Continue reading

A Fundraiser’s Journey: Take Stock, Start Small

Kelly picKelly Updike , a Fundraiser’s Journey blogger for PCNRC

Take stock, start small

In the beginning, there was a list of members and it was in Excel.

We thought it was a decent list, about 400 names. Not too many email addresses, some name duplications. Oh, and a couple of people on it were deceased.

Besides writing grants for building projects, an annual membership program was our only fundraising tactic. When someone, once or twice a year, would mail a check as a flat-out, out-of-nowhere gift, we didn’t know what to do with it. We thought our only way of recording the gift, so as not to lose the contact information, was to make the donor a member. We didn’t even have gifts or donations as a line-item in the budget.

But we knew there was a big wide world of fundraising out there and we wanted to join it. We wanted to be professional fundraisers who ask for money and get it! We wanted to play with the big kids! Continue reading

Giving USA 2014 – The Annual Report on Philanthropy for the Year 2013

Last week, the 59th consecutive edition of Giving USA, the seminal annual report on charitable giving in America, compiled by Giving USA Foundation and its research partner, the Indiana University Lilly Family School of Philanthropy was released. 

At an estimated $335.17 billion, total charitable giving from U.S. individuals, corporations, foundations and bequests in 2013 approached the peak seen before the worst of the Great Recession, adjusted for inflation, according to research released today by Giving USA Foundation and its research partner, the Indiana University Lilly Family School of Philanthropy.
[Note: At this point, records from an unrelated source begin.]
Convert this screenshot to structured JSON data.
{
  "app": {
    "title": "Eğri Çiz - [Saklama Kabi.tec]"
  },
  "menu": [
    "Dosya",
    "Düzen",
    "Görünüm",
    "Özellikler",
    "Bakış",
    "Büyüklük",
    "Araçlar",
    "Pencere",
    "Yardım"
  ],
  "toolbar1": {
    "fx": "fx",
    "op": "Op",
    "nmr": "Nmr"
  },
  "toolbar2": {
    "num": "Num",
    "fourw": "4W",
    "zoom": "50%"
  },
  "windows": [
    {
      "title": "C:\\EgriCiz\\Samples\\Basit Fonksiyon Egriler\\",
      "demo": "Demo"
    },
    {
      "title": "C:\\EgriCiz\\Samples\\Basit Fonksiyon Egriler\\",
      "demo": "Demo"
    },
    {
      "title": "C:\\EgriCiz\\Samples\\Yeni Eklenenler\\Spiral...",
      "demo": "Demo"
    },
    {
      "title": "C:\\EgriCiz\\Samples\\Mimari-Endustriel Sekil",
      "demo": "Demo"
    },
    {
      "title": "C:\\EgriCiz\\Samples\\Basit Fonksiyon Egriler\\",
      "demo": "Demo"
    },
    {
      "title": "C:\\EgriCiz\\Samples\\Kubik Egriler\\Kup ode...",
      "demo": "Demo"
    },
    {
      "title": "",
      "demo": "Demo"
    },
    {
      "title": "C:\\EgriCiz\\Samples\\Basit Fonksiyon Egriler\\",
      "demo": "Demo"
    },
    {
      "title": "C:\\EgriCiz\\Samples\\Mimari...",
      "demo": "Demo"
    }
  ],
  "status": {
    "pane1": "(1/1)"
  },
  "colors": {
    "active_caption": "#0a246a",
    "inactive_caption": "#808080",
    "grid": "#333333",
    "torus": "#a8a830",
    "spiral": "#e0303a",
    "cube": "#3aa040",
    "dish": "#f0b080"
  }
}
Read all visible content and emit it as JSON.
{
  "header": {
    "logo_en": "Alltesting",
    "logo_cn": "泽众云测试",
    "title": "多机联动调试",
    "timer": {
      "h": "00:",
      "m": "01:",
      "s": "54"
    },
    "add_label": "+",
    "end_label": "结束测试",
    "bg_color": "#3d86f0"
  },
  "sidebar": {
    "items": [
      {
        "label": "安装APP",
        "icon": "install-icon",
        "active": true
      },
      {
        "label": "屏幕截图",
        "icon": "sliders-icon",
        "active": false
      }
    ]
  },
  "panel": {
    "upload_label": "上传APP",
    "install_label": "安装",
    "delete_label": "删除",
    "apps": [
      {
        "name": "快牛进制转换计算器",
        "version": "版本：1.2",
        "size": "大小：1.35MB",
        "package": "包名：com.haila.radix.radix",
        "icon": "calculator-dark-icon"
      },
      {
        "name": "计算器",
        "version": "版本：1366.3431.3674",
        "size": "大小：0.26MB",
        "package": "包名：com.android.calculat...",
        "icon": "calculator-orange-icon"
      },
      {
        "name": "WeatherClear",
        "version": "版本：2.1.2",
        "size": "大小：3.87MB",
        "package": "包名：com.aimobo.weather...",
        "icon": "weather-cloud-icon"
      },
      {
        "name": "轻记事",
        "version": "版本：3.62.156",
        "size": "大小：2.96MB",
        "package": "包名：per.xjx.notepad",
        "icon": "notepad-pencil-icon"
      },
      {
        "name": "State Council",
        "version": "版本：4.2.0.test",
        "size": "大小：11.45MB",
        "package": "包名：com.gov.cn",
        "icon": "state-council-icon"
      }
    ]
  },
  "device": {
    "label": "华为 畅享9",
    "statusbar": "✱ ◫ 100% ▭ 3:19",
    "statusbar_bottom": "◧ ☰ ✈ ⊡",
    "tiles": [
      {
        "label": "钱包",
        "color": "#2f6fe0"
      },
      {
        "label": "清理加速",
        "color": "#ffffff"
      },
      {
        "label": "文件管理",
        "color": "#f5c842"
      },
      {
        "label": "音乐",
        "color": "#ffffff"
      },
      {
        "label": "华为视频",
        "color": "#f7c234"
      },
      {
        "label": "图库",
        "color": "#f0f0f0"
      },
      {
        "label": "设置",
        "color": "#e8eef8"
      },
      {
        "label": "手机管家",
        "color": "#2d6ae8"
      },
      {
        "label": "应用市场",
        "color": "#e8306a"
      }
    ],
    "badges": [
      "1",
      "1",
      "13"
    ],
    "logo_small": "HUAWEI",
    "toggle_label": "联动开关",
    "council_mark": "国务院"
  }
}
Other highlights include:

  • Total estimated U.S. charitable giving increased by 4.4%
  • Total giving has increased 22.0 percent since the official end of the recession in 2009 (12.3 percent when adjusted for inflation)
  • In 2013 per capita giving by U.S. adults reached $1016, and average U.S. household giving reached $2974

Thom Andrews, director of ONEPlace – Kalamazoo Public Library’s Organization for Nonprofit Excellence ties this research into research by author and fundraising consultant and researcher Penelope Burke on Fundraising and summarizes your action steps on this information quite succinctly in his recent post Retain for Gain:

“It may be time to evaluate your donor retention efforts. You can’t afford not to.”

Topline Considerations from Giving USA 2014 about Donors: Continue reading

Corporate Social Responsibility and Citizenship – a Public Relations perspective from PRSA on June 19

Lanah K. Hake, panelist for upcoming PRSA meetup

Have you heard of the PRSA Hoosier Chapter’s Fort Wayne Meetups?

The brainchild of Peter Schnellenberger, the meetups are aimed at connecting Fort Wayne’s talented Public Relations professionals. Because the topic hits home for nonprofits, Peter reached out to us about the upcoming June 19 PRSA meetup, “Corporate Citizenship: Fad or Differentiator?” (Register here)

Peter encouraged us to speak with panelist Lanah Hake Tarango, founder of LanahLink Social Impact Solutions, to learn more about the topic and how it applies to you.

What is Corporate Social Responsibility?

Well, there is a range of semantics and vocabulary used to define this growing concept. It includes terms like Social Impact, Social Return on Investment, Triple Bottom Line, Strategic Community investment, and Corporate Citizenship.

A basic definition would be “helping business understand community impact with both internal and external relationships.” These include considering things from where the money goes to where materials come from and more.

We have more official definitions, like the one from the Harvard Kennedy School, but mostly this is what we’re talking about.

Fundamentally, it’s a shift from thinking of business in isolation to seeing the ripple effect of a business’s decisions and relationships in a local community and even globally.

When strategic, [CSR] has an opportunity to maximize both community outcomes, investment and enhance branding, talent attraction, staff engagement and a range of other desirable outcomes for business.

And we’re talking about the full range of businesses doing CSR – from one-person shops to $50 million corporations.

What role can nonprofits play in CSR?  Continue reading